→ **Task goal**: State how many lines of the entries hold the string "true", and output nothing but that count.

→ **Exercise inputs**:
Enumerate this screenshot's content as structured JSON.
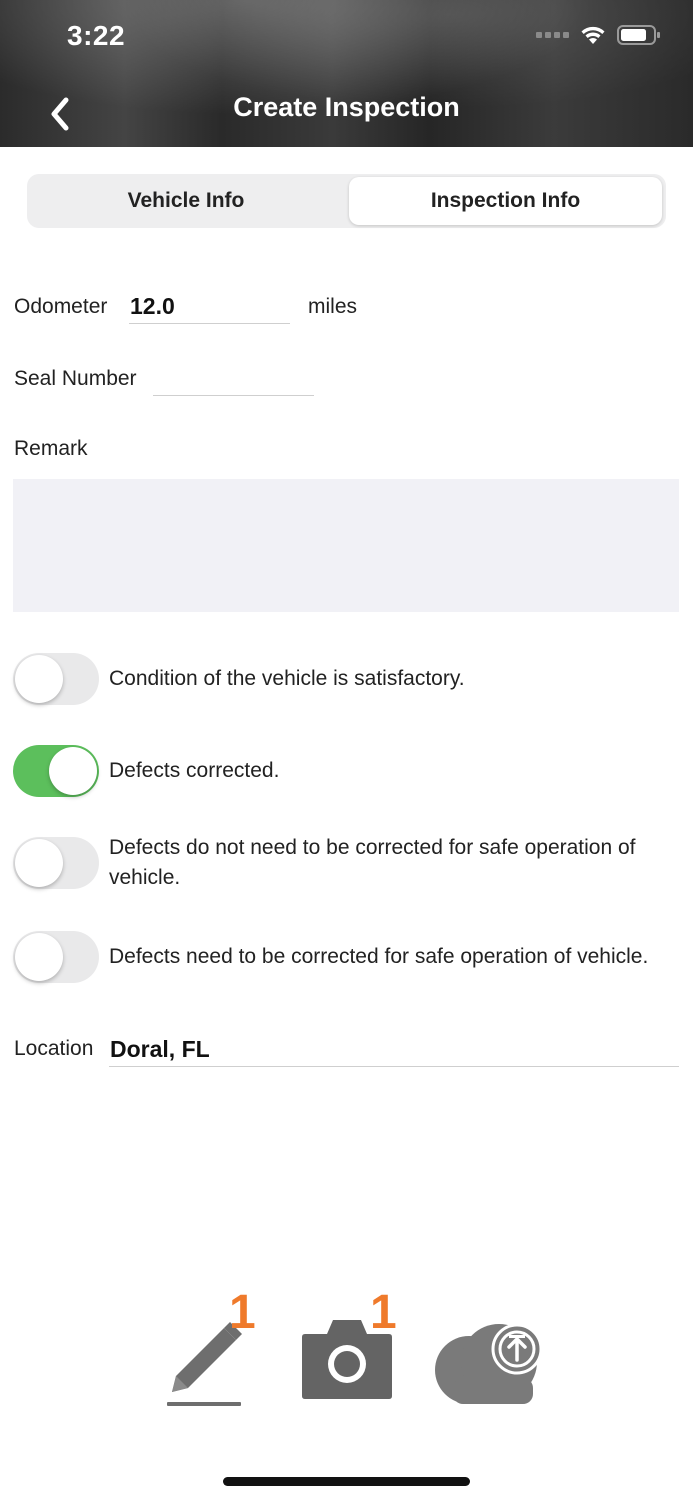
{
  "status_bar": {
    "time": "3:22"
  },
  "header": {
    "title": "Create Inspection"
  },
  "tabs": [
    {
      "label": "Vehicle Info",
      "selected": false
    },
    {
      "label": "Inspection Info",
      "selected": true
    }
  ],
  "form": {
    "odometer": {
      "label": "Odometer",
      "value": "12.0",
      "unit": "miles"
    },
    "seal_number": {
      "label": "Seal Number",
      "value": ""
    },
    "remark": {
      "label": "Remark",
      "value": ""
    },
    "toggles": [
      {
        "label": "Condition of the vehicle is satisfactory.",
        "on": false
      },
      {
        "label": "Defects corrected.",
        "on": true
      },
      {
        "label": "Defects do not need to be corrected for safe operation of vehicle.",
        "on": false
      },
      {
        "label": "Defects need to be corrected for safe operation of vehicle.",
        "on": false
      }
    ],
    "location": {
      "label": "Location",
      "value": "Doral, FL"
    }
  },
  "bottom_actions": {
    "signature_count": "1",
    "photo_count": "1"
  },
  "colors": {
    "toggle_on": "#5cbf5c",
    "badge": "#ef7a2b"
  }
}
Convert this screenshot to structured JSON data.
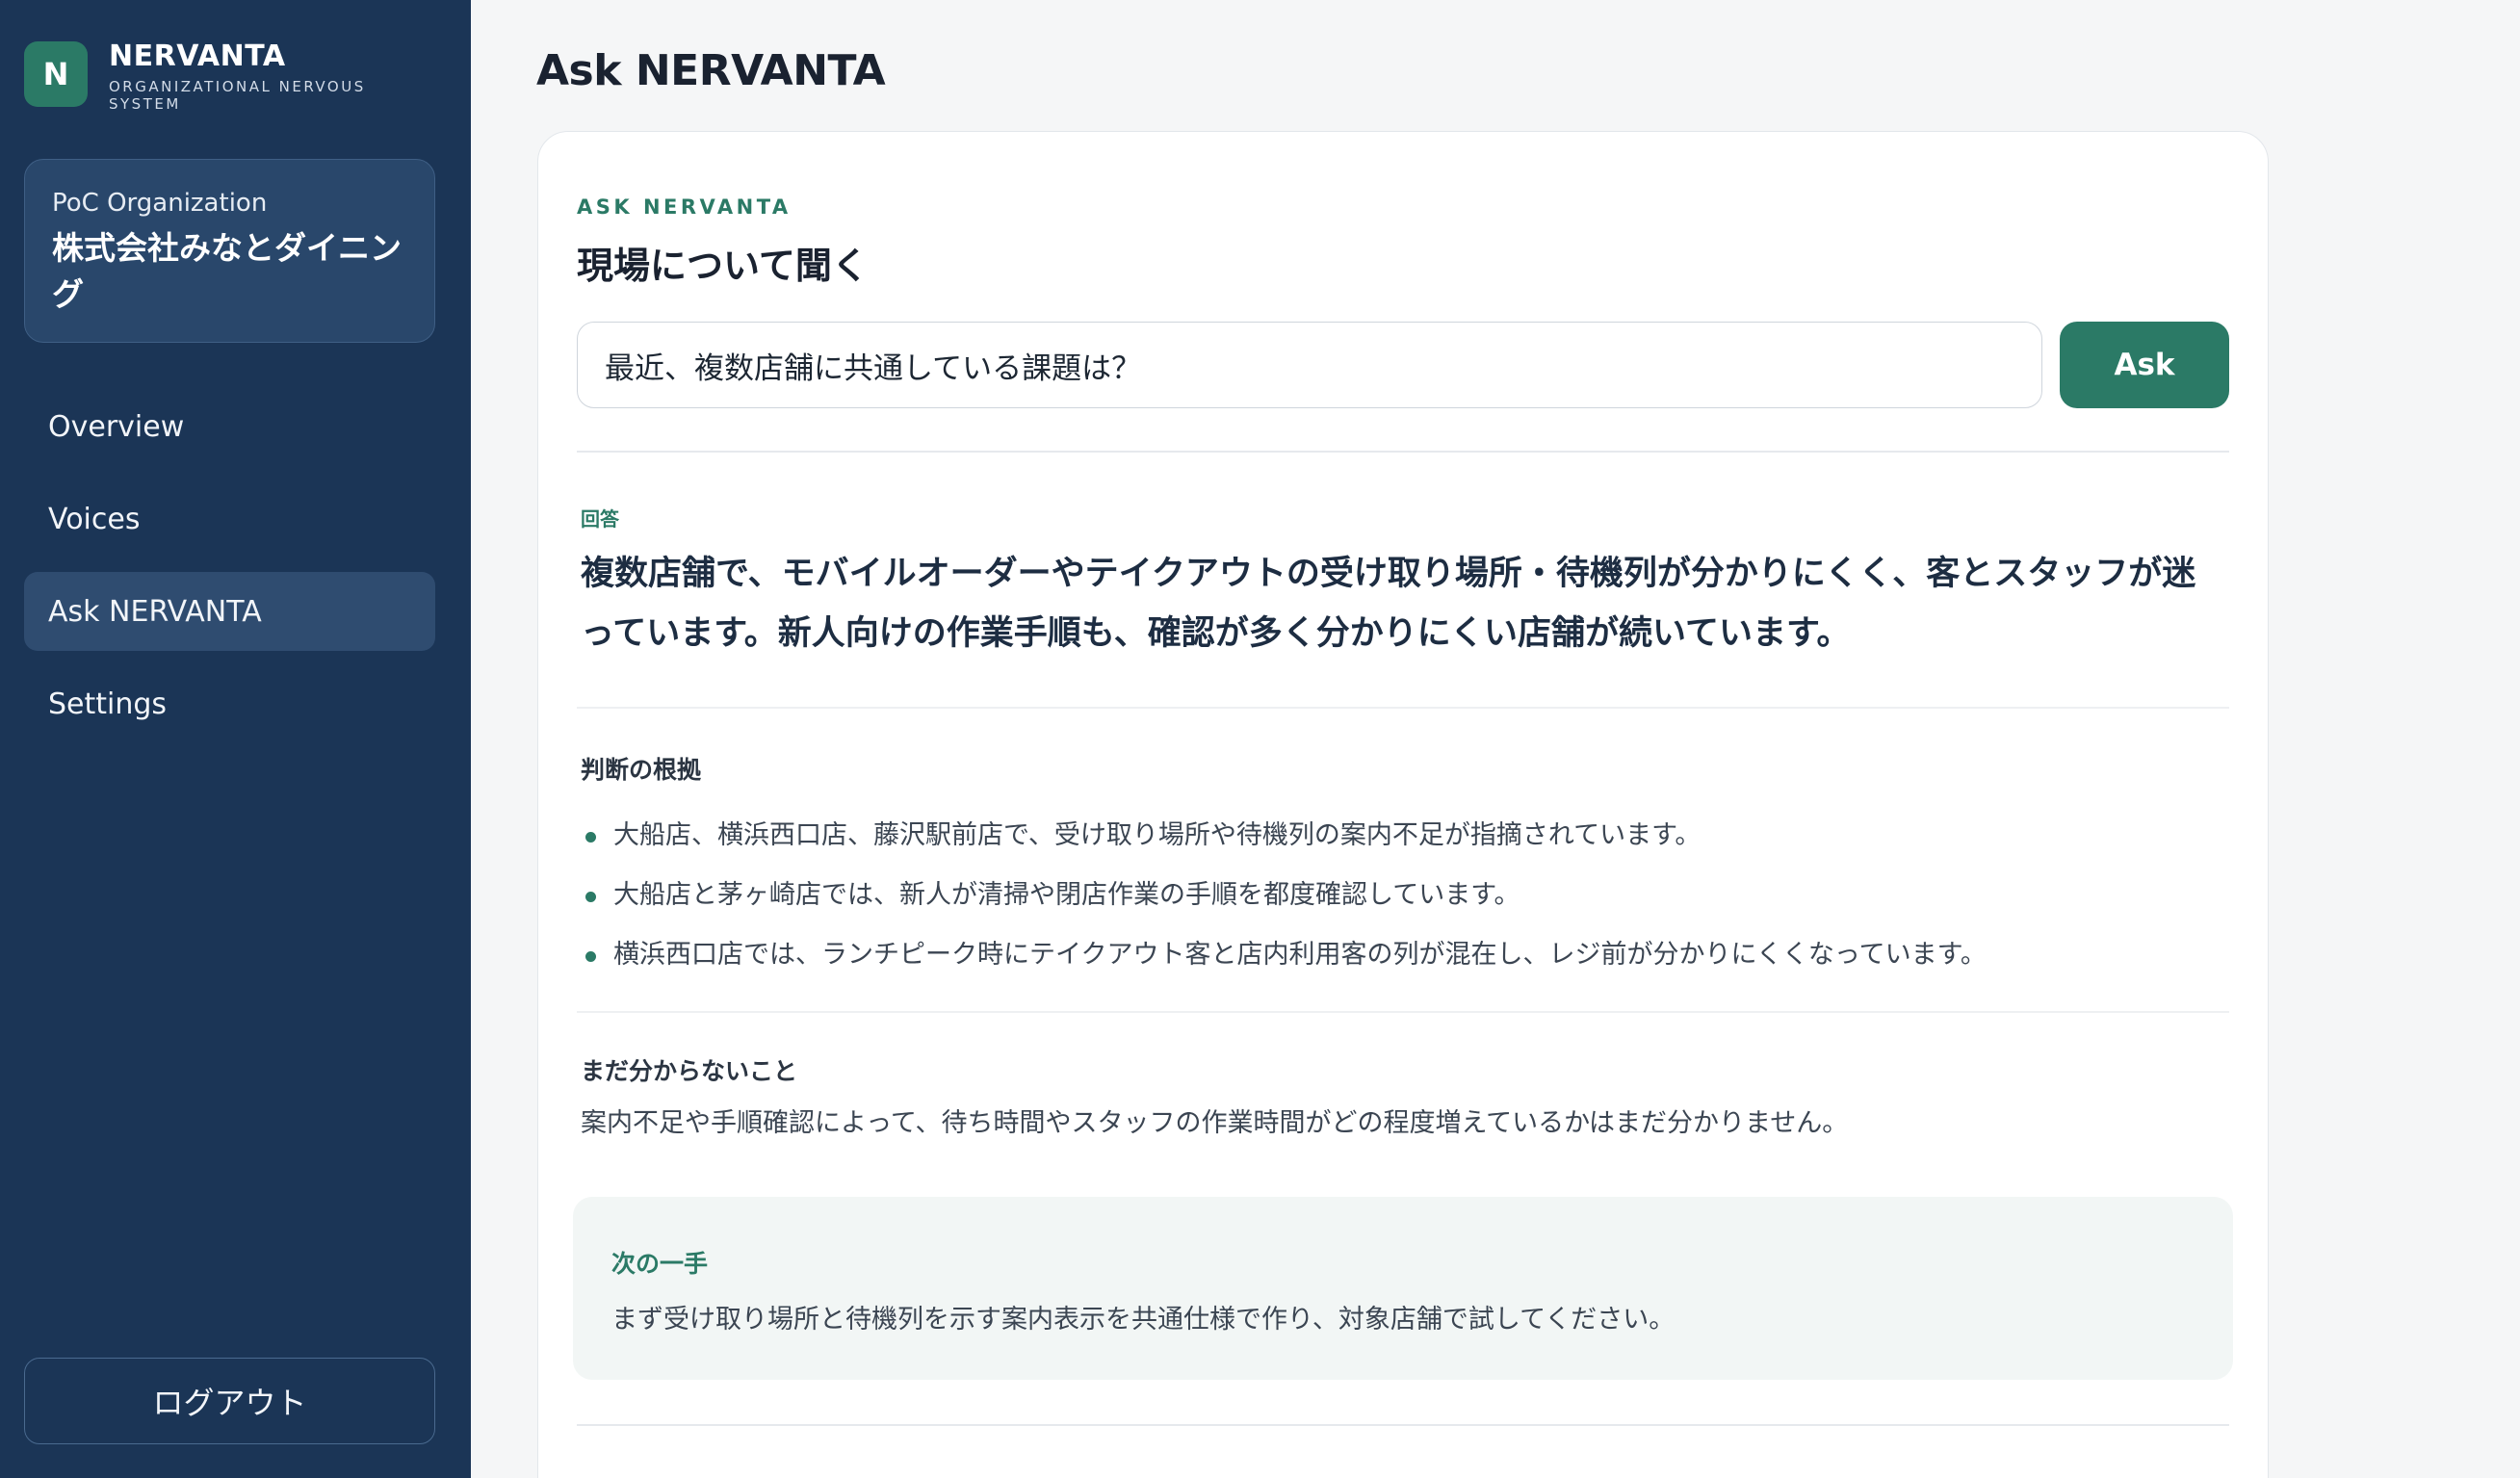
{
  "brand": {
    "logo_letter": "N",
    "name": "NERVANTA",
    "subtitle": "ORGANIZATIONAL NERVOUS SYSTEM"
  },
  "org": {
    "label": "PoC Organization",
    "name": "株式会社みなとダイニング"
  },
  "nav": {
    "items": [
      {
        "label": "Overview"
      },
      {
        "label": "Voices"
      },
      {
        "label": "Ask NERVANTA",
        "active": true
      },
      {
        "label": "Settings"
      }
    ]
  },
  "sidebar_footer": {
    "logout_label": "ログアウト"
  },
  "page": {
    "title": "Ask NERVANTA"
  },
  "ask": {
    "eyebrow": "ASK NERVANTA",
    "title": "現場について聞く",
    "input_value": "最近、複数店舗に共通している課題は？",
    "button_label": "Ask"
  },
  "answer": {
    "label": "回答",
    "text": "複数店舗で、モバイルオーダーやテイクアウトの受け取り場所・待機列が分かりにくく、客とスタッフが迷っています。新人向けの作業手順も、確認が多く分かりにくい店舗が続いています。"
  },
  "reasons": {
    "heading": "判断の根拠",
    "items": [
      "大船店、横浜西口店、藤沢駅前店で、受け取り場所や待機列の案内不足が指摘されています。",
      "大船店と茅ヶ崎店では、新人が清掃や閉店作業の手順を都度確認しています。",
      "横浜西口店では、ランチピーク時にテイクアウト客と店内利用客の列が混在し、レジ前が分かりにくくなっています。"
    ]
  },
  "unknown": {
    "heading": "まだ分からないこと",
    "text": "案内不足や手順確認によって、待ち時間やスタッフの作業時間がどの程度増えているかはまだ分かりません。"
  },
  "next_step": {
    "label": "次の一手",
    "text": "まず受け取り場所と待機列を示す案内表示を共通仕様で作り、対象店舗で試してください。"
  },
  "colors": {
    "sidebar_bg": "#1b3556",
    "accent": "#2b7a66",
    "page_bg": "#f5f6f7"
  }
}
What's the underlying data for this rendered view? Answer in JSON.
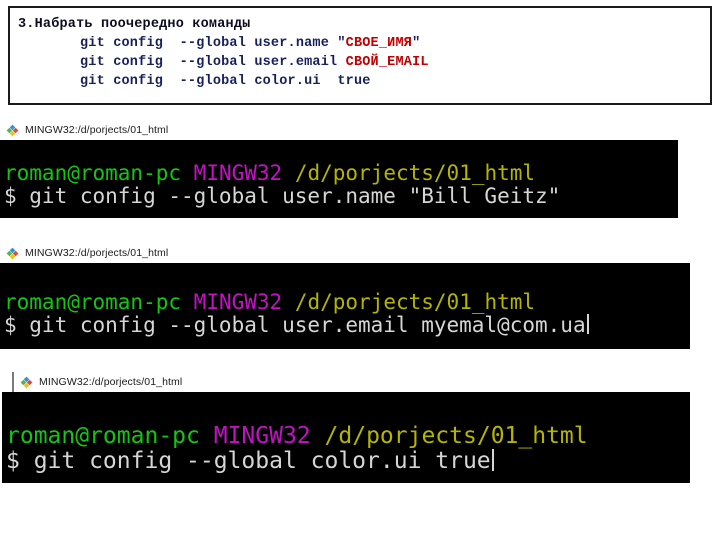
{
  "instruction": {
    "title": "3.Набрать поочередно команды",
    "commands": [
      {
        "prefix": "git config  --global user.name ",
        "quote_open": "\"",
        "accent": "СВОЕ_ИМЯ",
        "quote_close": "\"",
        "suffix": ""
      },
      {
        "prefix": "git config  --global user.email ",
        "quote_open": "",
        "accent": "СВОЙ_EMAIL",
        "quote_close": "",
        "suffix": ""
      },
      {
        "prefix": "git config  --global color.ui  true",
        "quote_open": "",
        "accent": "",
        "quote_close": "",
        "suffix": ""
      }
    ],
    "accent_color": "#c00000",
    "text_color": "#17205c",
    "border_color": "#1b1b1b"
  },
  "terminals": [
    {
      "window_title": "MINGW32:/d/porjects/01_html",
      "icon": "mintty-icon",
      "prompt_user": "roman@roman-pc",
      "prompt_shell": "MINGW32",
      "prompt_path": "/d/porjects/01_html",
      "command": "$ git config --global user.name \"Bill Geitz\"",
      "has_cursor": false,
      "colors": {
        "background": "#000000",
        "user": "#12c612",
        "shell": "#c312c3",
        "path": "#b5b500",
        "command": "#d6d6d6"
      }
    },
    {
      "window_title": "MINGW32:/d/porjects/01_html",
      "icon": "mintty-icon",
      "prompt_user": "roman@roman-pc",
      "prompt_shell": "MINGW32",
      "prompt_path": "/d/porjects/01_html",
      "command": "$ git config --global user.email myemal@com.ua",
      "has_cursor": true,
      "colors": {
        "background": "#000000",
        "user": "#12c612",
        "shell": "#c312c3",
        "path": "#b5b500",
        "command": "#d6d6d6"
      }
    },
    {
      "window_title": "MINGW32:/d/porjects/01_html",
      "icon": "mintty-icon",
      "prompt_user": "roman@roman-pc",
      "prompt_shell": "MINGW32",
      "prompt_path": "/d/porjects/01_html",
      "command": "$ git config --global color.ui true",
      "has_cursor": true,
      "colors": {
        "background": "#000000",
        "user": "#12c612",
        "shell": "#c312c3",
        "path": "#b5b500",
        "command": "#d6d6d6"
      }
    }
  ]
}
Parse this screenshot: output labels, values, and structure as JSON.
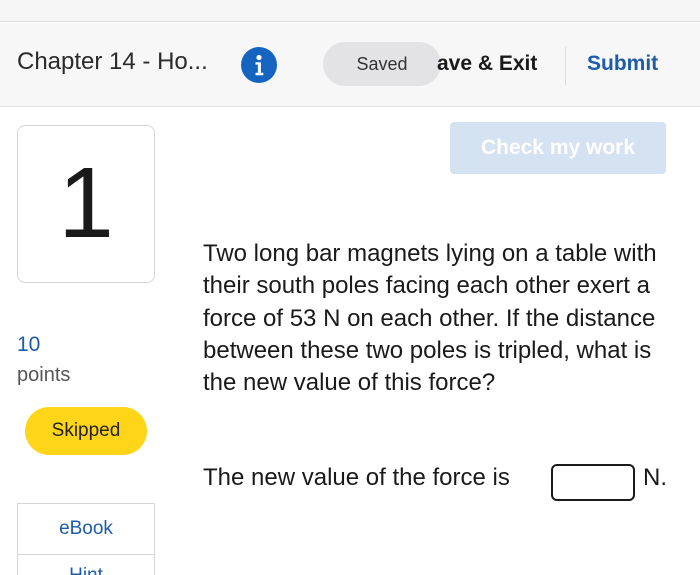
{
  "header": {
    "chapter_title": "Chapter 14 - Ho...",
    "info_icon": "info-icon",
    "saved_label": "Saved",
    "save_exit_label": "ave & Exit",
    "submit_label": "Submit",
    "accent_color": "#1c5ca8"
  },
  "question": {
    "number": "1",
    "points_value": "10",
    "points_label": "points",
    "status_badge": "Skipped",
    "status_color": "#ffd51a",
    "check_button_label": "Check my work",
    "text": "Two long bar magnets lying on a table with their south poles facing each other exert a force of 53 N on each other. If the distance between these two poles is tripled, what is the new value of this force?",
    "answer_prompt": "The new value of the force is",
    "answer_value": "",
    "answer_unit": "N."
  },
  "sidebar": {
    "links": [
      "eBook",
      "Hint"
    ]
  }
}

→ **Solution for this problem**: 7